When we look at what we've been talking about for the past week and a half, there are two words that keep coming up: "Rush" and "slut." By this point, if you're at all versed in the news, you need but one of those words to enter into a conversation or maybe a rant on the topic, which has involved everyone from our president and Limbaugh himself on down to an array of relatively modest advertisers and random others who have been wrapped into the thematic topic because they are women, or bands named Rush or had songs played by Rush, or, perhaps, Democrats with a stake in the birth control debate.
It would be tempting to say that no one has won with the initial slut-shaming and the firestorm that has ensued, because even with the modest gains that we make when we remind people that calling women "sluts" is not only not fodder for the "public discourse," it's also just plain ignorant, there are plenty of people coming forward to show us how far we have in fact not come at all. (Such people like to call women "sluts" on air.) But, if we're being honest, we have to admit that this may not have gone that terribly for quite a few people. Rushgate may have been, among other things, a great way to get free publicity and the acclaim of one's corporate peers, a way to revive a music career, and a way to keep your name in the news for more than a week. The winners of Rushgate, thus far:
The advertisers who've pulled ads. Had you even heard of Sleep Number, The Sleep Train, Legal Zoom, or Citrix, all of whom nobly pulled their ads, until now? And, even if you had heard of, say, AOL (who also pulled ads), you may not have considered them a bastion of honor and morality. Now, yes. Definitely. For now. Which is... What?
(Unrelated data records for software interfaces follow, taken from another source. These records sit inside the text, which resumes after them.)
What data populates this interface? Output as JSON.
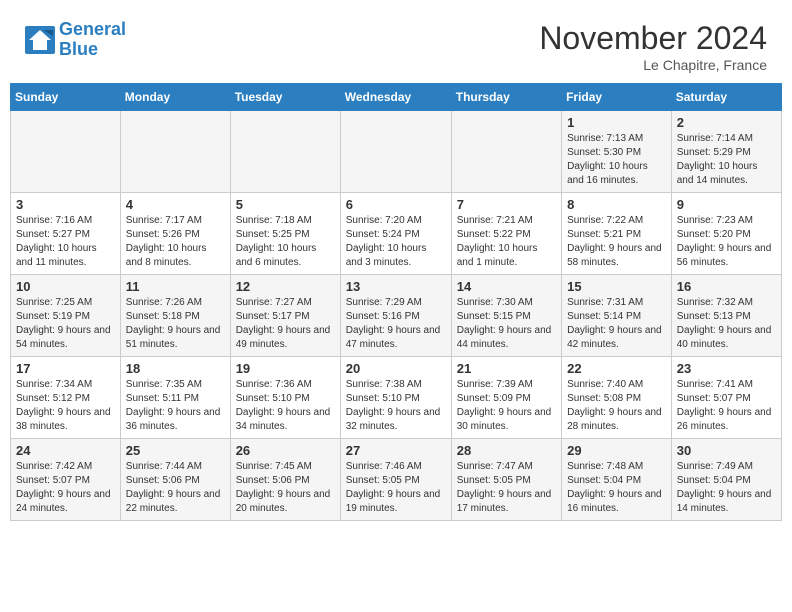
{
  "header": {
    "logo_line1": "General",
    "logo_line2": "Blue",
    "month": "November 2024",
    "location": "Le Chapitre, France"
  },
  "weekdays": [
    "Sunday",
    "Monday",
    "Tuesday",
    "Wednesday",
    "Thursday",
    "Friday",
    "Saturday"
  ],
  "weeks": [
    [
      {
        "day": "",
        "info": ""
      },
      {
        "day": "",
        "info": ""
      },
      {
        "day": "",
        "info": ""
      },
      {
        "day": "",
        "info": ""
      },
      {
        "day": "",
        "info": ""
      },
      {
        "day": "1",
        "info": "Sunrise: 7:13 AM\nSunset: 5:30 PM\nDaylight: 10 hours and 16 minutes."
      },
      {
        "day": "2",
        "info": "Sunrise: 7:14 AM\nSunset: 5:29 PM\nDaylight: 10 hours and 14 minutes."
      }
    ],
    [
      {
        "day": "3",
        "info": "Sunrise: 7:16 AM\nSunset: 5:27 PM\nDaylight: 10 hours and 11 minutes."
      },
      {
        "day": "4",
        "info": "Sunrise: 7:17 AM\nSunset: 5:26 PM\nDaylight: 10 hours and 8 minutes."
      },
      {
        "day": "5",
        "info": "Sunrise: 7:18 AM\nSunset: 5:25 PM\nDaylight: 10 hours and 6 minutes."
      },
      {
        "day": "6",
        "info": "Sunrise: 7:20 AM\nSunset: 5:24 PM\nDaylight: 10 hours and 3 minutes."
      },
      {
        "day": "7",
        "info": "Sunrise: 7:21 AM\nSunset: 5:22 PM\nDaylight: 10 hours and 1 minute."
      },
      {
        "day": "8",
        "info": "Sunrise: 7:22 AM\nSunset: 5:21 PM\nDaylight: 9 hours and 58 minutes."
      },
      {
        "day": "9",
        "info": "Sunrise: 7:23 AM\nSunset: 5:20 PM\nDaylight: 9 hours and 56 minutes."
      }
    ],
    [
      {
        "day": "10",
        "info": "Sunrise: 7:25 AM\nSunset: 5:19 PM\nDaylight: 9 hours and 54 minutes."
      },
      {
        "day": "11",
        "info": "Sunrise: 7:26 AM\nSunset: 5:18 PM\nDaylight: 9 hours and 51 minutes."
      },
      {
        "day": "12",
        "info": "Sunrise: 7:27 AM\nSunset: 5:17 PM\nDaylight: 9 hours and 49 minutes."
      },
      {
        "day": "13",
        "info": "Sunrise: 7:29 AM\nSunset: 5:16 PM\nDaylight: 9 hours and 47 minutes."
      },
      {
        "day": "14",
        "info": "Sunrise: 7:30 AM\nSunset: 5:15 PM\nDaylight: 9 hours and 44 minutes."
      },
      {
        "day": "15",
        "info": "Sunrise: 7:31 AM\nSunset: 5:14 PM\nDaylight: 9 hours and 42 minutes."
      },
      {
        "day": "16",
        "info": "Sunrise: 7:32 AM\nSunset: 5:13 PM\nDaylight: 9 hours and 40 minutes."
      }
    ],
    [
      {
        "day": "17",
        "info": "Sunrise: 7:34 AM\nSunset: 5:12 PM\nDaylight: 9 hours and 38 minutes."
      },
      {
        "day": "18",
        "info": "Sunrise: 7:35 AM\nSunset: 5:11 PM\nDaylight: 9 hours and 36 minutes."
      },
      {
        "day": "19",
        "info": "Sunrise: 7:36 AM\nSunset: 5:10 PM\nDaylight: 9 hours and 34 minutes."
      },
      {
        "day": "20",
        "info": "Sunrise: 7:38 AM\nSunset: 5:10 PM\nDaylight: 9 hours and 32 minutes."
      },
      {
        "day": "21",
        "info": "Sunrise: 7:39 AM\nSunset: 5:09 PM\nDaylight: 9 hours and 30 minutes."
      },
      {
        "day": "22",
        "info": "Sunrise: 7:40 AM\nSunset: 5:08 PM\nDaylight: 9 hours and 28 minutes."
      },
      {
        "day": "23",
        "info": "Sunrise: 7:41 AM\nSunset: 5:07 PM\nDaylight: 9 hours and 26 minutes."
      }
    ],
    [
      {
        "day": "24",
        "info": "Sunrise: 7:42 AM\nSunset: 5:07 PM\nDaylight: 9 hours and 24 minutes."
      },
      {
        "day": "25",
        "info": "Sunrise: 7:44 AM\nSunset: 5:06 PM\nDaylight: 9 hours and 22 minutes."
      },
      {
        "day": "26",
        "info": "Sunrise: 7:45 AM\nSunset: 5:06 PM\nDaylight: 9 hours and 20 minutes."
      },
      {
        "day": "27",
        "info": "Sunrise: 7:46 AM\nSunset: 5:05 PM\nDaylight: 9 hours and 19 minutes."
      },
      {
        "day": "28",
        "info": "Sunrise: 7:47 AM\nSunset: 5:05 PM\nDaylight: 9 hours and 17 minutes."
      },
      {
        "day": "29",
        "info": "Sunrise: 7:48 AM\nSunset: 5:04 PM\nDaylight: 9 hours and 16 minutes."
      },
      {
        "day": "30",
        "info": "Sunrise: 7:49 AM\nSunset: 5:04 PM\nDaylight: 9 hours and 14 minutes."
      }
    ]
  ]
}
FREE ADVERTISING. That's why these companies want you to know that they pulled their ads. (Rush was not always this way, right? Er.)
The advertisers who haven't. There are still people who are defending Rush. Sarah Palin, for instance. And with those people there are supporters of those who will not be intimidated by "liberal media pressure." So expect the advertisers hanging in there to do just as well as those who have pulled their ads, though not as publicly, perhaps. At the same time, remember that this, like any _____gate, will blow over, and no one will remember or give a second thought as to whether their mattress company advertised on the Rush Limbaugh Show or not. This is big deal media moment right now, but it's questionable whether it really translates to any dollars spent, or not.
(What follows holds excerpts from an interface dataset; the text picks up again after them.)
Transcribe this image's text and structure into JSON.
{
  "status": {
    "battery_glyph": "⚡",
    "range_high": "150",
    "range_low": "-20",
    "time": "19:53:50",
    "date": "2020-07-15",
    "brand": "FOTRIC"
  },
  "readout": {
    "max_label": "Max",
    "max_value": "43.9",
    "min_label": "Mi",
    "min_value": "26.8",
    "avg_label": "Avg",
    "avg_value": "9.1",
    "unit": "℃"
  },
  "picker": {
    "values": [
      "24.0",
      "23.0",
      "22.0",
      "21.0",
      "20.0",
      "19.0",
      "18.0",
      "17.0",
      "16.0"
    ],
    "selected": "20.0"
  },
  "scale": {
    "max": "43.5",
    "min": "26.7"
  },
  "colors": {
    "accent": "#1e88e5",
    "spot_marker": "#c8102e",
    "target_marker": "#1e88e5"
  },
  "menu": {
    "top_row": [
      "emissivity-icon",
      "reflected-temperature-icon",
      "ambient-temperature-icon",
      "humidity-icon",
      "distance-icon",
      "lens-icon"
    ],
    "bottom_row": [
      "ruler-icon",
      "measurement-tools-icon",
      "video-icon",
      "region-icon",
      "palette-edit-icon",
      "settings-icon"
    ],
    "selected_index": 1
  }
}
The band Rush. And Peter Gabriel. No offense, but what were these guys doing the week before last? All we know now is, they are very upset (if fairly so!) that Rush Limbaugh has used their music without asking and as part of a political broadcast. Before Rushgate, you'd imagine, they might have been pretty cool with that, or at least not noticed, although Rush has never been a model of progressive behavior or even talking nice about women. Anyway, hey, Rush! And Peter Gabriel! Let's dig up our old CDs and have a listen. You gotta love "Sledgehammer."
The bust of Rush Limbaugh. And Missouri. Who knew that Missouri was about to install a bust of Rush Limbaugh into their Hall of Famous Missourians (that is not, for clarification, "the ‘Hall of Universally Loved Missourians,’" according to House Speaker Steve Tilley, the Missouri Republican who decided to induct Rush into the hall: “It’s the Hall of Famous Missourians.”) And with all that, a civics lesson, too? As for the poor guy tasked with sculpting the bust, well, he's notably less a winner.
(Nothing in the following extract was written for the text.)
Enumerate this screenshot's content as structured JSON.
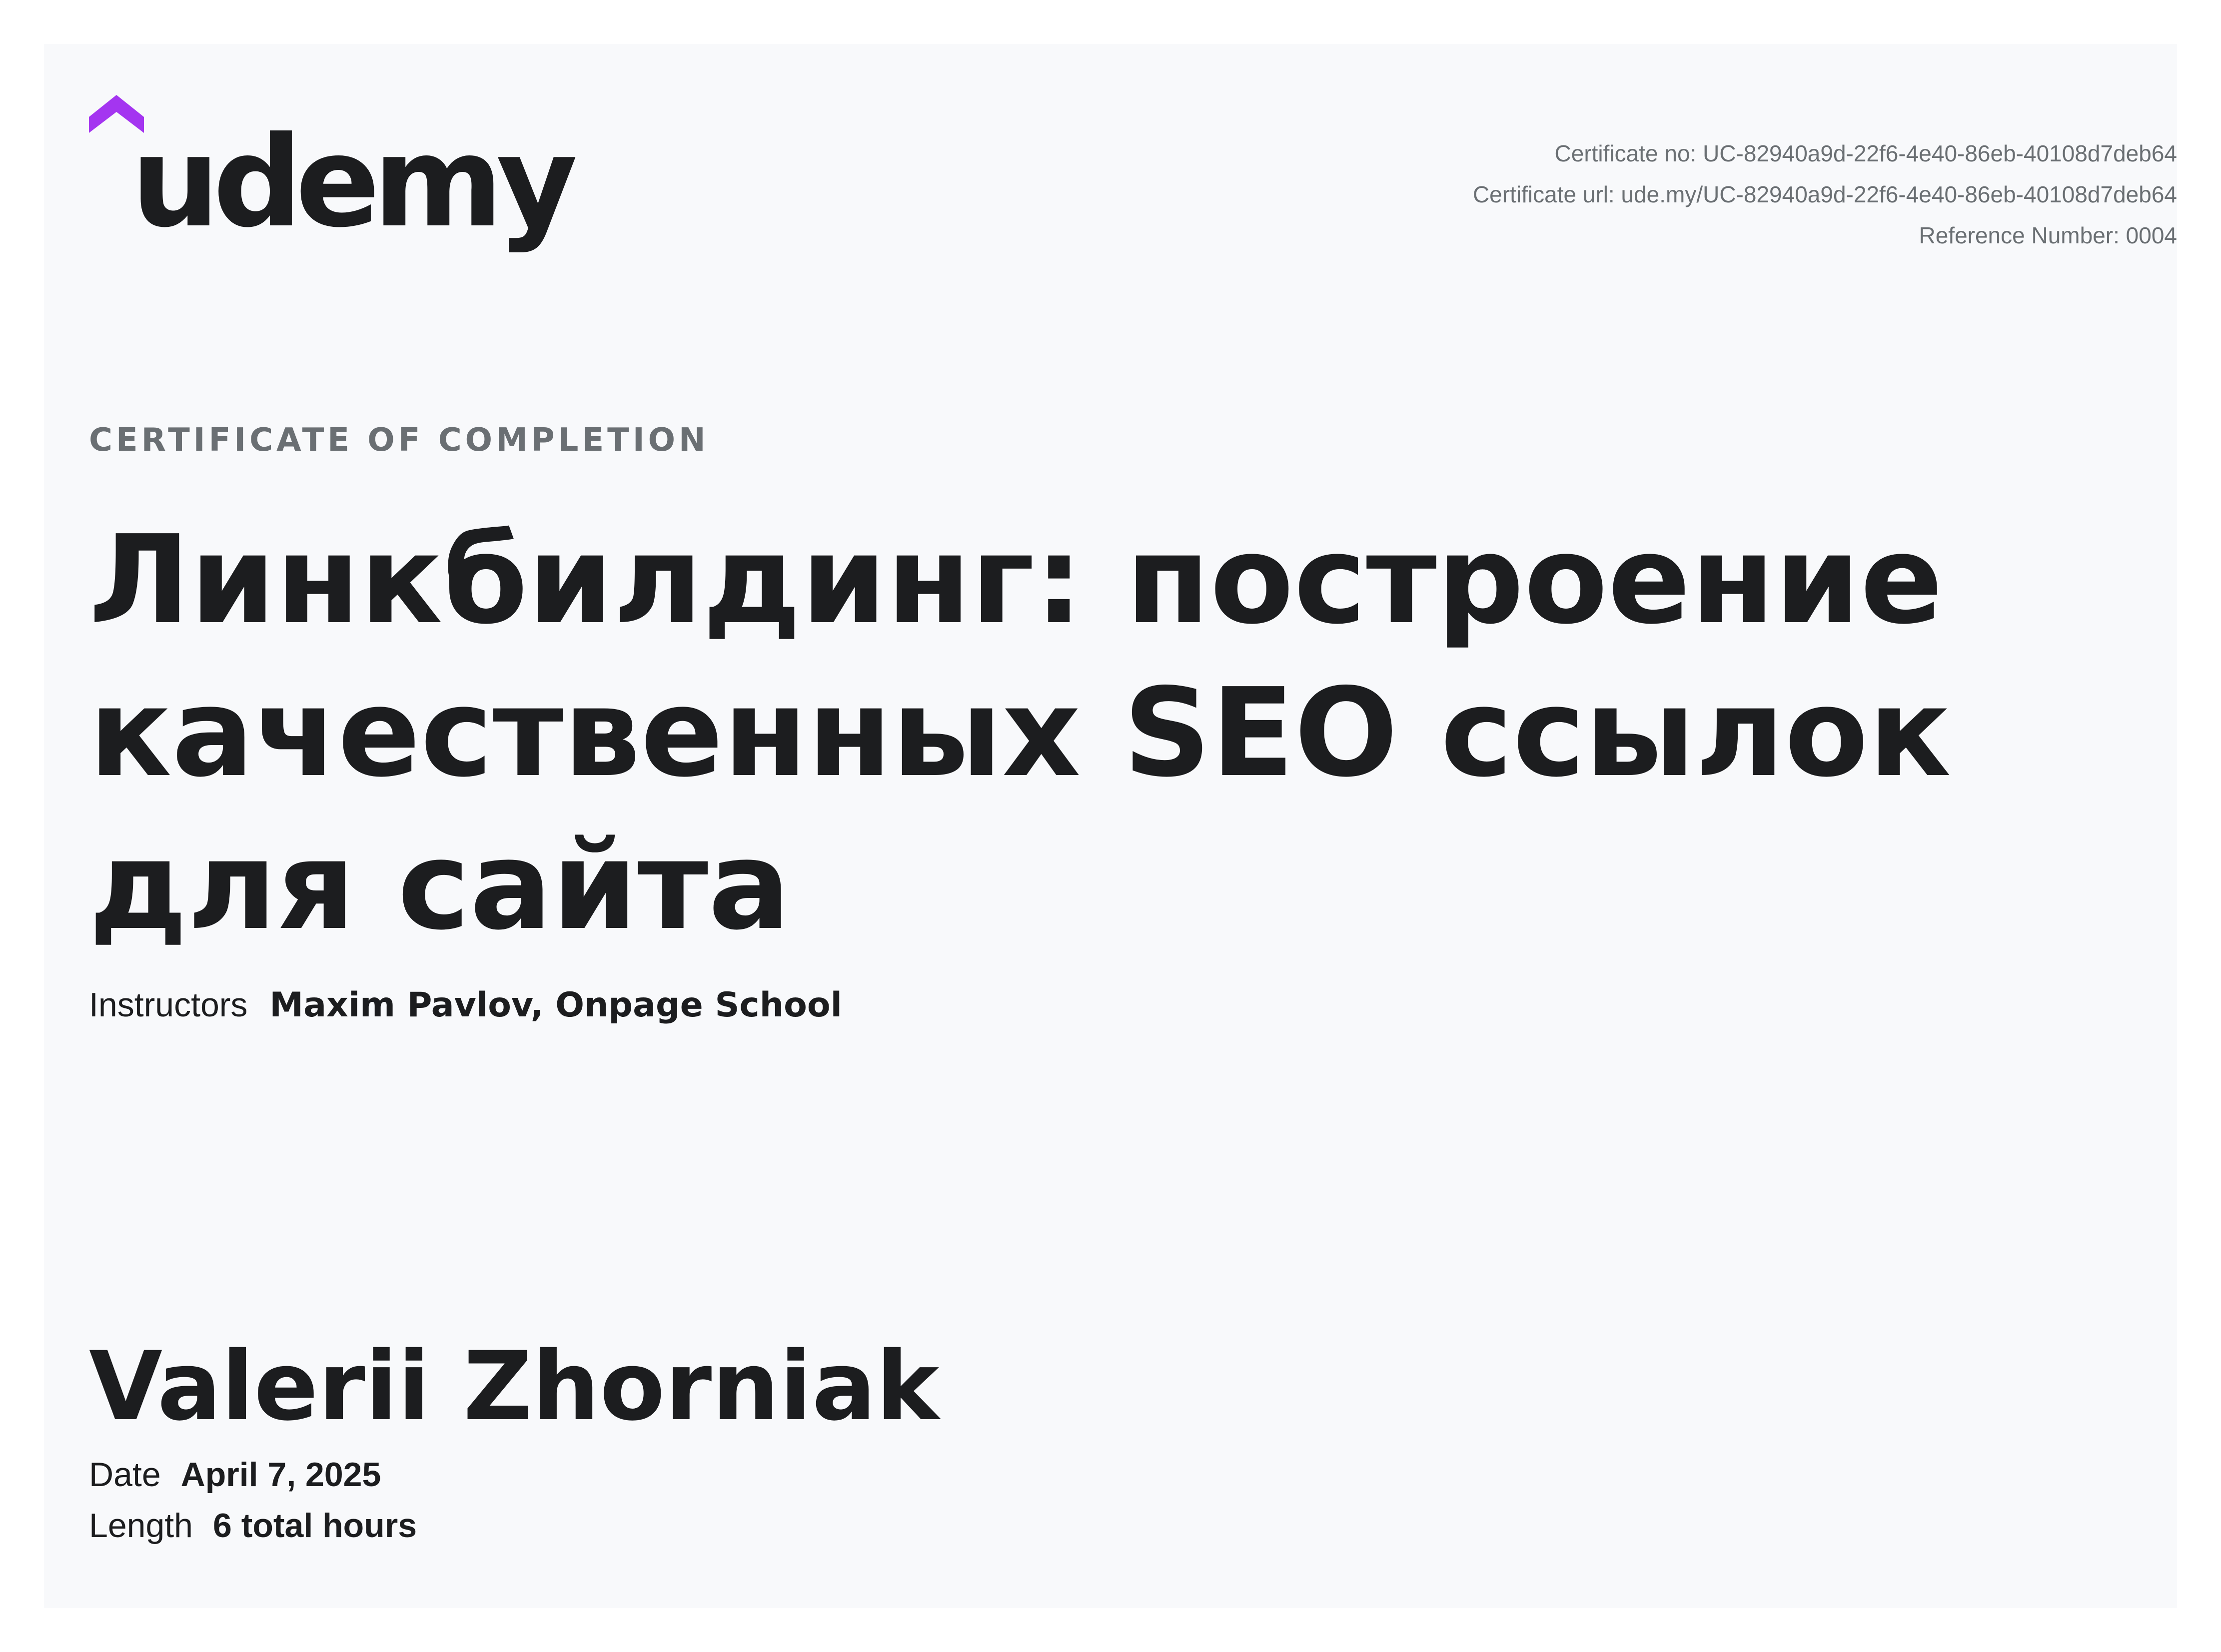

Rush himself. As we pointed out last week, Rush is an über-troll, and he is trolling all of us. This is what he does. He does it well. And he's doing it, still.
Ashley Madison. Ashley Madison clearly sees this as an opportunity, but then, the "extramarital dating site" sees just about everything as an opportunity. They'll advertise! In fact, they'd love to. You know, to support free speech.
This awful cartoonist. Syndicated conservative cartoonist Gary McCoy is getting attention for his ugly depiction of Georgetown Law student Sandra Fluke (herself a winner in Rushgate; along with getting a personal call from President Obama, her name is now in the history books, and she's emerged looking like a shining beacon of reason and hope for a birth-control accessible future). But when was the last time McCoy was the topic of such conversation, and all for a rather poorly done depiction?